It just took me awhile till I remembered to post it.[/quote]
I can’t tell what he pointed out. Just an acknowledgement that they do it, that in his opinion they they do it and it doesn’t matter, or that he dosn’t understand why you would lift and then shoot fouls.


#15

If that was a question directed at me - he commented that you shouldn’t lift and THEN shoot free throws.


#16

High School Harry says you shouldn’t lift and then do free throws.

vs

A coaching staff with 60+ years of college coaching experiences thinking it’s ok.

Who ya gonna go with? ???

And given how well we’ve shot for most of the season, why is this even a question?


#17

Has anyone been able to confirm whether this is actually what occurs in practice? It may be that Ed was merely pointing out what all is included in the “routine” and mistakenly listed some things out of order.

It would seem to be common sense that if one were to practice free throws with a goal of improving percentage of FT shots made then practicing in a physical state as close to in-game condition would be important. Wouldn’t practicing foul shots when your arms feel like rubber be the same as practicing foul shots with wrist weights on?

One of our best foul shooters ever, Joe Crispin, would always finish the pre-game and half-time shoot arounds with at least a half dozen or so foul shots. Often, the other players would already be in the huddle and Joe was still trying to get in one or two more foul shots. Does anyone see any of our current players practicing foul shots during the shoot arounds?


#18

Don’t know about PSU but I seen a lot of HS pregame shoot a rounds. Most are laughable in that NO ONE shoots from inside the 3 pt line . Except for some foul shots.
I was taught to “shoot the shots you plan on shooting in the game” during pregame warm-ups.
No wonder why many college teams have little “inside scoring.”


#19

[quote=“tundra, post:18, topic:621”]Don’t know about PSU but I seen a lot of HS pregame shoot a rounds. Most are laughable in that NO ONE shoots from inside the 3 pt line . Except for some foul shots.
I was taught to “shoot the shots you plan on shooting in the game” during pregame warm-ups.
No wonder why many college teams have little “inside scoring.”[/quote]

Heck, you see that at 8th grade games.

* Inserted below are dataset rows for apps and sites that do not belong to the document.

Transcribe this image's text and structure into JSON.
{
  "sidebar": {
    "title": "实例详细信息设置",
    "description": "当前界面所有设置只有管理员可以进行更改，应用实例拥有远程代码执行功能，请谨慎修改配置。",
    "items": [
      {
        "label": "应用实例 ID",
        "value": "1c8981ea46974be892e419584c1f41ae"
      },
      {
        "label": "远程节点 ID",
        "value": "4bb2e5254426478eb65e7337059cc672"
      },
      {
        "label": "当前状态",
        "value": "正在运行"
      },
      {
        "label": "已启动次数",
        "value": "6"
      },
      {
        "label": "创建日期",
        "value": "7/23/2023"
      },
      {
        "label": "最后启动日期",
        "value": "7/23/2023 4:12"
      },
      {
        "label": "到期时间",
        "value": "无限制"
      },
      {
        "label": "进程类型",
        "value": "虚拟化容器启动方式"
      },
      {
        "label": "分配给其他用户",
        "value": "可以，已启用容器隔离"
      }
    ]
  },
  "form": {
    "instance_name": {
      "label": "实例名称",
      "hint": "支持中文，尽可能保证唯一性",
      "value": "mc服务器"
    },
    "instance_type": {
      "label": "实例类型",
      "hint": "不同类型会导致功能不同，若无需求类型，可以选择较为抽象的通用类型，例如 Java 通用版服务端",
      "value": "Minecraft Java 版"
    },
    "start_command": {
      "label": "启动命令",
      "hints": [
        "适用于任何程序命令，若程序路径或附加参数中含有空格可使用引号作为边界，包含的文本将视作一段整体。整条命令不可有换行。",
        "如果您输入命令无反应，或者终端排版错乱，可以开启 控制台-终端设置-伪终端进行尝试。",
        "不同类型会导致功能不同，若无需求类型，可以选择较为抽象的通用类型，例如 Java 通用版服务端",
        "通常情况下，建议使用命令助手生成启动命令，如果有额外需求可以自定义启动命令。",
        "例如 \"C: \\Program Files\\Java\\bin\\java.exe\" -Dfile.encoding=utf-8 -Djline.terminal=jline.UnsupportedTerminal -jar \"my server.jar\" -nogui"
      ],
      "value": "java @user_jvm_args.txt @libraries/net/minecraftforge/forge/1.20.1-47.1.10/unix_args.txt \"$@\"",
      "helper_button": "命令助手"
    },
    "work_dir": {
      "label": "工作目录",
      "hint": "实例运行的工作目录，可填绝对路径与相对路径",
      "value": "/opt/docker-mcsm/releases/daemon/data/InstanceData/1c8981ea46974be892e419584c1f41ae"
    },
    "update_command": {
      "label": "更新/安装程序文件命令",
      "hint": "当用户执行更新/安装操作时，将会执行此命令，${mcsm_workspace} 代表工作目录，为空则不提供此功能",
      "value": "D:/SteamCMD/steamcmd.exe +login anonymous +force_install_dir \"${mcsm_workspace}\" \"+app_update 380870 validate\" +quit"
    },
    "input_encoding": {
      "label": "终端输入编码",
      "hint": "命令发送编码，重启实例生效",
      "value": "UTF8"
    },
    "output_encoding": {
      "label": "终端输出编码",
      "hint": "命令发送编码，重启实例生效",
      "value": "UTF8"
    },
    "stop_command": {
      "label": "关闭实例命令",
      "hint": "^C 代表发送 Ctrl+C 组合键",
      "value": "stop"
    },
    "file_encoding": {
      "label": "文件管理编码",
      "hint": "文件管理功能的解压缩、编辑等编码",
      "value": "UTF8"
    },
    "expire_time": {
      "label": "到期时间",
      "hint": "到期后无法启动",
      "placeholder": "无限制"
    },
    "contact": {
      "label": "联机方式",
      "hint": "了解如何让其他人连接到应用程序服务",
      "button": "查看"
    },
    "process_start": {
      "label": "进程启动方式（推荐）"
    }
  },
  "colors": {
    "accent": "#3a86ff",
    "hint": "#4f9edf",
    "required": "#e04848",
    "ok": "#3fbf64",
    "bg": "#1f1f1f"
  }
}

Everyone is launching threes and the kids can barely get the ball to the rim. That line has done more to impede the progress of young shooters than Playstation and Xbox combined.


#20

You guys are showing your age. ;D